Now limber up those fingers because this is where the fun really begins! You will first be attaching the stamen. If you fringed your own stamen, crinkle the base of the crepe as you wrap it around the stem. If you bought cake decorating stamens, simply fold them in half, so the round tips are all together and hold tight against the end of the wire stem. To attach the stamen, press one end of a smaller section of tape to the base of the stamen and wrap the tape around and down the length of the wire stem, stretching slightly as you go to activate the adhesive. For those of you visual learners, the video below demonstrates wire wrapping technique as well as most of the flower steps.
The cotton ball step is optional but if you want a wider flower base, pull off a small section of a cotton ball and wrap around the base of the flower. Secure it with tape.
Now, grab your center petal piece and stretch each round to give a flutterly feel to the petal. Crinkle the straight base as you circle it once around the stem, overlapping just a little at the end. Secure by wrapping with tape. Shape the base of the petal by stretching it slightly all the way around to make it look more round rather than crinkled.
Now, let’s move on the outside petals. First stretch the middle of each petal gently so that it bends slightly backwards. Scrunch the base of each petal. Now attach each petal so that they bend away from the center petal with floral tape, alternating the 2 styles. You can place each petal where you want them and hold them all tightly while wrapping or you can cut a really long piece of tape and attach each petal individually while wrapping. I almost always drop a petal or three if I try to hold them all while wrapping, so I use the latter method.
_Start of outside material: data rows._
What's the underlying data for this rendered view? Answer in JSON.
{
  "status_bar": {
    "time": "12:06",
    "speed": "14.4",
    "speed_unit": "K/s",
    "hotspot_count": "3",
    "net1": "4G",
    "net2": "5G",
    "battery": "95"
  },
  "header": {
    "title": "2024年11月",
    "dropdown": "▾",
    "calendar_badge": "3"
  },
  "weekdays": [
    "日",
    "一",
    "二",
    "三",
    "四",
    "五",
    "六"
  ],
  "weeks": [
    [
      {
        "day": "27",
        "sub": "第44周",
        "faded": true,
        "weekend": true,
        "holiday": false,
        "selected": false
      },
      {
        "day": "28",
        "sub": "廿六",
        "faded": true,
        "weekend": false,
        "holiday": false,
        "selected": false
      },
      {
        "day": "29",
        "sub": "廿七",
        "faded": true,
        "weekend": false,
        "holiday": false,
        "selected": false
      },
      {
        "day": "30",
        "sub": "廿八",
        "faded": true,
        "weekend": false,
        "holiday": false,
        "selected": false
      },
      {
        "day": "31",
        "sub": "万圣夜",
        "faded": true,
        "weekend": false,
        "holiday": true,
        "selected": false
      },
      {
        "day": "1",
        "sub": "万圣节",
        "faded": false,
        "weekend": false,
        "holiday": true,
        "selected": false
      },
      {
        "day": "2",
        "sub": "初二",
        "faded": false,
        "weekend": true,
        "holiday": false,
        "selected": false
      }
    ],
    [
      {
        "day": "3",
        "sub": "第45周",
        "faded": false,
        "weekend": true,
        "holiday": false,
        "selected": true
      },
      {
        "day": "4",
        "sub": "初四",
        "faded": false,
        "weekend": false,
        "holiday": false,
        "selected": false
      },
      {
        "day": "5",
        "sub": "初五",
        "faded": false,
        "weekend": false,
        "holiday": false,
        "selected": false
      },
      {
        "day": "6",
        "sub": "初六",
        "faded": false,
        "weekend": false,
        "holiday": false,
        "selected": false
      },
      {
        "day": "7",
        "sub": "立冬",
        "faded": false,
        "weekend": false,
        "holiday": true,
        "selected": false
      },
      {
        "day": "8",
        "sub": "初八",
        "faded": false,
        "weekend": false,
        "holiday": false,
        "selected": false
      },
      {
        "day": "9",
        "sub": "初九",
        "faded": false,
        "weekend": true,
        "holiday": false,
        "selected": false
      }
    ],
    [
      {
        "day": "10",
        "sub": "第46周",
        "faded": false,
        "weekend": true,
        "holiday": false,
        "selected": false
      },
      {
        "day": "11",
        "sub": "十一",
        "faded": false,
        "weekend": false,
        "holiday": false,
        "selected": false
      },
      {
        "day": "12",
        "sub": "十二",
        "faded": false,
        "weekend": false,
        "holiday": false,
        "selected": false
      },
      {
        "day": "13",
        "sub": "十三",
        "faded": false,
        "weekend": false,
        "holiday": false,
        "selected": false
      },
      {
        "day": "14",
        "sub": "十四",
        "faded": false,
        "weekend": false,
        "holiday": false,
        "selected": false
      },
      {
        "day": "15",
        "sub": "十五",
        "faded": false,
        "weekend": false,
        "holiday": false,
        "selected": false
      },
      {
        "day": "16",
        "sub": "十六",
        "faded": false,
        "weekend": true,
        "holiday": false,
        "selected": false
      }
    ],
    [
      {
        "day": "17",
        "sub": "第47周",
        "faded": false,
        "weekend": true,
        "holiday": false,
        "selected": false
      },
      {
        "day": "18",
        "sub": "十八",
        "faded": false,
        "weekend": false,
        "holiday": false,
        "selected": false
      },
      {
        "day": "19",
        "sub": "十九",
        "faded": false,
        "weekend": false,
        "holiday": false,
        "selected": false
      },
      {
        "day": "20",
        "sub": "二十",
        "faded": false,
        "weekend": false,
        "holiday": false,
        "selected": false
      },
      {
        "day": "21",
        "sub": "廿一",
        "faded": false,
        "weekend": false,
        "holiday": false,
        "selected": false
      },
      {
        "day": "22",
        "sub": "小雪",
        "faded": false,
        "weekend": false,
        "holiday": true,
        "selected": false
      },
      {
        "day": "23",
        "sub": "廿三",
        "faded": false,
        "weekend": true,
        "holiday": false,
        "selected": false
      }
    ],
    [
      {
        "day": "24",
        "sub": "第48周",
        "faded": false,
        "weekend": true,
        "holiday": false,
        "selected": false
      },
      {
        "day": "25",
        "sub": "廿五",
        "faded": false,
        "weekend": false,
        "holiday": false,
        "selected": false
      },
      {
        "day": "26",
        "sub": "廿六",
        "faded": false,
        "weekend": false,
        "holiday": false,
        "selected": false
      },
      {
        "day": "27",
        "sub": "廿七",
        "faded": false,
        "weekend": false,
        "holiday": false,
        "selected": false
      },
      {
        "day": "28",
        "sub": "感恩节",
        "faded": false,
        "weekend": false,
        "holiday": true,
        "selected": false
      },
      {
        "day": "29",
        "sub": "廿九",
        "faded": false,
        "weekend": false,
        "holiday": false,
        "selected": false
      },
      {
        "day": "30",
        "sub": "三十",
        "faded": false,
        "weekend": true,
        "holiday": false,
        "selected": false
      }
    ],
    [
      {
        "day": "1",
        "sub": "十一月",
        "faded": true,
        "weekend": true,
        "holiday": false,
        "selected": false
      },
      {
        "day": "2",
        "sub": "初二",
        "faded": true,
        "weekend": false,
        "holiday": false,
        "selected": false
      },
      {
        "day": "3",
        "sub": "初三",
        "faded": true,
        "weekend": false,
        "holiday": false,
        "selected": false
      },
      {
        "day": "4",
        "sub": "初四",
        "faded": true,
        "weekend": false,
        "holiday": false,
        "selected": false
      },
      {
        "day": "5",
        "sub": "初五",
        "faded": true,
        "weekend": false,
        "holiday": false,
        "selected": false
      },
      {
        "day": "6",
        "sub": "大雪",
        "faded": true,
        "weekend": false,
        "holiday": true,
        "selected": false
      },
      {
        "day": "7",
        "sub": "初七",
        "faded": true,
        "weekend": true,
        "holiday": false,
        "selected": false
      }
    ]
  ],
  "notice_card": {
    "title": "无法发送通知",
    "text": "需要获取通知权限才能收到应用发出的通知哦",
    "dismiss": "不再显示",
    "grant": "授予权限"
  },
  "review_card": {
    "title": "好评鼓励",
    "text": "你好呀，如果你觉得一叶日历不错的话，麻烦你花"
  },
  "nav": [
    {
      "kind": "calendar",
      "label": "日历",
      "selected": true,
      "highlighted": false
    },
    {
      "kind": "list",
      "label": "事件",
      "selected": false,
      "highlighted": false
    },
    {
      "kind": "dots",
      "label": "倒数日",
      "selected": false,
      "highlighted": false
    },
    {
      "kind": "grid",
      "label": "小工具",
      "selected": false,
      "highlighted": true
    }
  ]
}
Optional styling: Insert stem into a straw and push straw up close to the base of the flower. Bend the straw if you are using a flexible one since daffodils tend to look down at the ground. Glue the straw at the top and bottom to secure it to the wire. Now wrap the flower stem, including the straw, from top to bottom. You will probably need to wrap it twice to cover the color of the straw.
Clip the end of the wire at the bottom to the desired length with wire cutters. I left 2 to 3 inches of wire below the straw so that I can insert that end into some foam for a easy daffodil centerpiece, which I will be demonstrating in my next post.
Now your flower is finished! If you completed this project, I’d like to see your work! Post a pic in my comments or email it KristyMichele@outlook.com.
Stay tuned for my next blog post on how to create a centerpiece using your paper daffodils. I have my container picked out and will be making about 6 or 7 daffodils for it. So start making your daffodils and select a short vase or bowl to showcase them! Until next time, paper artists…..this is KristyMichele signing out.
Since I don’t have any current projects running…..drumroll please…..here are the results of Santa’s Workshop 2015! Perhaps just a snippet of what I’ve been doing and trying….succeeding and failing at. Painted boxes were easy and fun. I tried out metal stamping for the first time….but the real fun was all about the steampunked nerf guns! I’ve been fascinated by steampunking for quite some time and this is my first crack at it. I definitely want to delve more into the steampunk era, as well as making use of my new metal stamps with some jewelry projects.